5. Functional trait distributions over time 

To test for changes in individual functional traits over time, we ran linear regression models for quantitative traits (i.e., body mass, litter size) and ordinal regression models for ordered traits (i.e., diet, group size, habitat, activity period) with year as a predictor. We weighted the response variable for each trait based on the occupancies of the species with the given trait. We used the estimates, standard deviations and p-values to assess the statistical significance of temporal trends.


6. Functional redundancy

To estimate functional redundancy, we used occupancy and functional data to simulate how community functional dispersion changed as species were removed from the community. We calculated this change with bootstrapping, randomly drawing subsets of species from the community and calculating their functional dispersion (see above). Species richness values ranged from 2 to N-1, where N was the number of species in the full community (N = 21). We randomly selected 1000 species combinations without replacement of each species richness value to generate a distribution of functional dispersion values and used the mean functional dispersion value in our calculations. For higher species richness, repetition of species combinations was necessary in the analysis to generate 1000 functional dispersion values, but the combinations were still selected randomly without replacement. We performed this analysis for each year using occupancy values from the respective year of the eight-year study period.

We fit a segmented linear regression model (package `strucchange` in R; Zeilies et al. 2002) to the bootstrapped functional dispersion models from all eight years and performed model selection to determine the number of break points (0-4) in the most robust regression. The best-fit model was determined by the lowest AIC value. We used break points to identify functional redundancy, or the number of species lost from the community before rate of functional dispersion loss increased, if ever. 

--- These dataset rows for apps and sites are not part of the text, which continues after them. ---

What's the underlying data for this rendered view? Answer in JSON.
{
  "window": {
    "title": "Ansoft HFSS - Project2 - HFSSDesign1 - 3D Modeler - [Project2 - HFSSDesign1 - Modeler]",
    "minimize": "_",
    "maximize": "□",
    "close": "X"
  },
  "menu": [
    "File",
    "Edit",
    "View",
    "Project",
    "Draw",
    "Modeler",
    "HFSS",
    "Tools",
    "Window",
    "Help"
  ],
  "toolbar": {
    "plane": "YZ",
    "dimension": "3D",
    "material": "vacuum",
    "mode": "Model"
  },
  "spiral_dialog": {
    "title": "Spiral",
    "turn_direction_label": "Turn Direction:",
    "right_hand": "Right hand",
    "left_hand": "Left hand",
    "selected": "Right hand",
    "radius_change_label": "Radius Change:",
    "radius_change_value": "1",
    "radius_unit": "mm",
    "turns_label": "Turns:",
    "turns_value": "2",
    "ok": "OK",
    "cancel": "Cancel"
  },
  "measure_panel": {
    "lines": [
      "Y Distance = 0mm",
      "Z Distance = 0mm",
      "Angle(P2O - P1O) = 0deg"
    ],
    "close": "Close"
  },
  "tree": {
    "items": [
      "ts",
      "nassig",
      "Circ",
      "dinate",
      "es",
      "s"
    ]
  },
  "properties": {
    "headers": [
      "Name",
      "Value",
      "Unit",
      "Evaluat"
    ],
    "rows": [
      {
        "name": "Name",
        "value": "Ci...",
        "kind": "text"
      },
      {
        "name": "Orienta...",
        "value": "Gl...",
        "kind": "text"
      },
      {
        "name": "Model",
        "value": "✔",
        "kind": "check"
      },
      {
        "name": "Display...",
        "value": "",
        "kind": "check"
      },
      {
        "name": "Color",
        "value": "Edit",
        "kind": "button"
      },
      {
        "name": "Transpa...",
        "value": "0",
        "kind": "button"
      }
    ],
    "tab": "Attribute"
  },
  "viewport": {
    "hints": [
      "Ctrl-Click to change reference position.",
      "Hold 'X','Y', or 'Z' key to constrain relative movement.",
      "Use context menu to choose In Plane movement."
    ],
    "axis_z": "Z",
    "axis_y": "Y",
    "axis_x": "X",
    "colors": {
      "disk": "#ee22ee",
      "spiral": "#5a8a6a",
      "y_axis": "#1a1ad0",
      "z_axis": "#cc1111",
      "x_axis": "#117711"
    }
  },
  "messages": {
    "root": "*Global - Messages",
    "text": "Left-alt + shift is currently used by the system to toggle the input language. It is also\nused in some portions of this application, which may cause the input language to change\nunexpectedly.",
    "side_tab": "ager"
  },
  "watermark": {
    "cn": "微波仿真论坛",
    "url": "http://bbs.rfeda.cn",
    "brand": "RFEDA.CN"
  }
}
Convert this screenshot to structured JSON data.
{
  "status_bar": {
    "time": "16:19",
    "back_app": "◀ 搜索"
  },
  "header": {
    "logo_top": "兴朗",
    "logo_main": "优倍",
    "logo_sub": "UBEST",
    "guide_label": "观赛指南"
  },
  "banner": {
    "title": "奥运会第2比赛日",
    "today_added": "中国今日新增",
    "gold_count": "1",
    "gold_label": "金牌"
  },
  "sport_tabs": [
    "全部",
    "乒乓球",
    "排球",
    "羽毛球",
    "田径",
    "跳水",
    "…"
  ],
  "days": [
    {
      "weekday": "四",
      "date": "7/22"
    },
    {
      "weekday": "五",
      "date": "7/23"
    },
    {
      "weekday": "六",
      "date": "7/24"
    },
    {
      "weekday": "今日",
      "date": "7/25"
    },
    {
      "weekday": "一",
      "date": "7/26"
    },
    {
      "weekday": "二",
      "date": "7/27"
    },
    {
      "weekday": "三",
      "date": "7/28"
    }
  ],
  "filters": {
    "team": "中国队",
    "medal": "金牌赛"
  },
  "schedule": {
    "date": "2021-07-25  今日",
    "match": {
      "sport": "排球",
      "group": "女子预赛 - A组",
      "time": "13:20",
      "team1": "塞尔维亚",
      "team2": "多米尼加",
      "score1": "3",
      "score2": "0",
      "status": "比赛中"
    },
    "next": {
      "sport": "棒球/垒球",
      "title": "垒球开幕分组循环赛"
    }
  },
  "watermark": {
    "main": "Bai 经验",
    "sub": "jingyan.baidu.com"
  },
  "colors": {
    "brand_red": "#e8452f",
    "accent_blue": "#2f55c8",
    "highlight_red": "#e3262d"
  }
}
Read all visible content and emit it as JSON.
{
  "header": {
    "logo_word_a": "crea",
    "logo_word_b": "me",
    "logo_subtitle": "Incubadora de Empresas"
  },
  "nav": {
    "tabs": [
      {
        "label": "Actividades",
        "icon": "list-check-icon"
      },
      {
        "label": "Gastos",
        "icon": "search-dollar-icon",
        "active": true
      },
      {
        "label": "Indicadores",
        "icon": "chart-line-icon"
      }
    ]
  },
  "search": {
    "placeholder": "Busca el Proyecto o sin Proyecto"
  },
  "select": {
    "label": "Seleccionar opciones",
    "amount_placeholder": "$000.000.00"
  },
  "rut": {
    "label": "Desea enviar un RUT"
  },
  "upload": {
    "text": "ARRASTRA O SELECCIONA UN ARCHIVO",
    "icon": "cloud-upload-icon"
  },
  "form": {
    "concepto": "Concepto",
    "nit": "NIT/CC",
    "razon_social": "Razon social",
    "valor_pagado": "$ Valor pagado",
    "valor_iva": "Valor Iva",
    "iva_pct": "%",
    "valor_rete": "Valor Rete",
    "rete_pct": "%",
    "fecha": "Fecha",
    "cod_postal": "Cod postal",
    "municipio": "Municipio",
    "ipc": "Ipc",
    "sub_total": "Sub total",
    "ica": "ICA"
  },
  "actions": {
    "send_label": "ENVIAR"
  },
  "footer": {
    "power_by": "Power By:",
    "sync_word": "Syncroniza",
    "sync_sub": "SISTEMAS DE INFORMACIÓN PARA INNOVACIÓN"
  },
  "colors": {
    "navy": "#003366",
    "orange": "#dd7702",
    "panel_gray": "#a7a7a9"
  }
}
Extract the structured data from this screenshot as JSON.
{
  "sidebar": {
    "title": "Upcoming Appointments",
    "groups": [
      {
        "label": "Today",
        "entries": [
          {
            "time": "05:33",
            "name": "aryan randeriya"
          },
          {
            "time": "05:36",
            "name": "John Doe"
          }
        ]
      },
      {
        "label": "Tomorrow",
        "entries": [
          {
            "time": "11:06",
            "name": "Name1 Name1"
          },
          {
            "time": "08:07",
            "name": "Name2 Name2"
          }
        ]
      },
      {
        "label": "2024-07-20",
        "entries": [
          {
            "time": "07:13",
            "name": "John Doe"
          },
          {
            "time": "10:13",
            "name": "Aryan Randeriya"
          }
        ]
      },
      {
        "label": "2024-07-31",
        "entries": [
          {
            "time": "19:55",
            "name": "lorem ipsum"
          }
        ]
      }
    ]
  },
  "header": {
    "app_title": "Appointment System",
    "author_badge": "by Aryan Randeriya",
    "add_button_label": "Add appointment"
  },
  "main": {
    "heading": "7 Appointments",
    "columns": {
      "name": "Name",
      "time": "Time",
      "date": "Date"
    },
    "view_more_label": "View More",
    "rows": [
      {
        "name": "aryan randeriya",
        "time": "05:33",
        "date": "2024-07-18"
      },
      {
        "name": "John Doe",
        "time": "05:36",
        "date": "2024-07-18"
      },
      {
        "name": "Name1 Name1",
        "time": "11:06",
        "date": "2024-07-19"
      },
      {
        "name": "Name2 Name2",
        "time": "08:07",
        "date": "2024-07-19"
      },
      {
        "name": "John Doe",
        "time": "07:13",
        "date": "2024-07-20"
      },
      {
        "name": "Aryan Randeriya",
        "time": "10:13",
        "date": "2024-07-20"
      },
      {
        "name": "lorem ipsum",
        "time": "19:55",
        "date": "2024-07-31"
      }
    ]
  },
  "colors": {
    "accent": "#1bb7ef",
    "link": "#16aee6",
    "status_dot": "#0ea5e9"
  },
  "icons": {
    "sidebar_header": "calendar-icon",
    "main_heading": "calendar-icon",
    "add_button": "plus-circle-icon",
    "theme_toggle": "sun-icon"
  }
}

Usage Notes

Code for using these data to calculate values found in the paper is available on Github